Advertisers’ more zealous efforts to protect such catch phrases could ultimately hurt their brands. Media and legal experts say a new batch of lawsuits may paint companies as overbearing and humorless in the eyes of the public.
“You pay money to position your advertising so it becomes an American idiom,” said Robert Thompson, media professor at Syracuse University. “Parodies in most cases do more good for a company than harm. It gets that brand out there.”
On the flip side, many ad slogans are taken straight from the vernacular, adding a hint of the absurd when a comic or biting rendition of a tag line gets slapped with court papers. In one case, Verizon Wireless filed suit against the Communications Workers of America (CWA) union for using its “Can You Hear Me Now?” slogan to protest layoffs by Verizon VZ.N in the run-up to contract negotiations.

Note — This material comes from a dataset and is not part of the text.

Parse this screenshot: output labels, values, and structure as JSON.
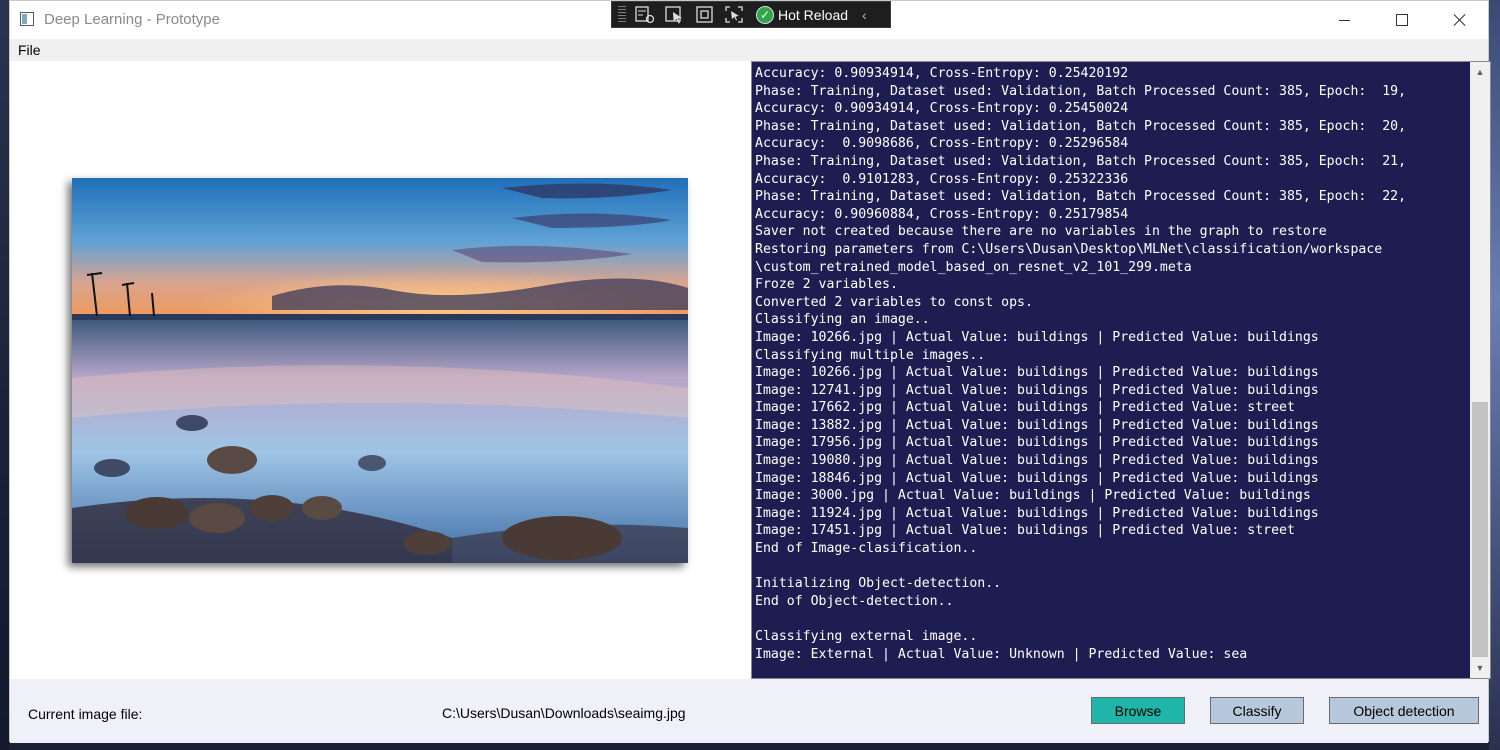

This week, the company sought a ruling to hold the union in contempt after a CWA executive uttered a variation of the phrase during a conference call with reporters.
But with U.S. companies spending millions more dollars on advertising to whet consumer appetites and make their brands stand out, it is small wonder such jokes fall flat.
Other examples include threatened legal action against a spoof of online music providers and earlier this month, News Corp. NCP.AX network Fox News sued Al Franken for trademark infringement. The liberal humorist had taken a jab at Fox’s “fair and balanced” slogan in an upcoming book title.
“They are being overly sensitive to brand image protection and there’s no sense of humor left in business,” Jack Myers, editor of a media industry newsletter, said of the lawsuits.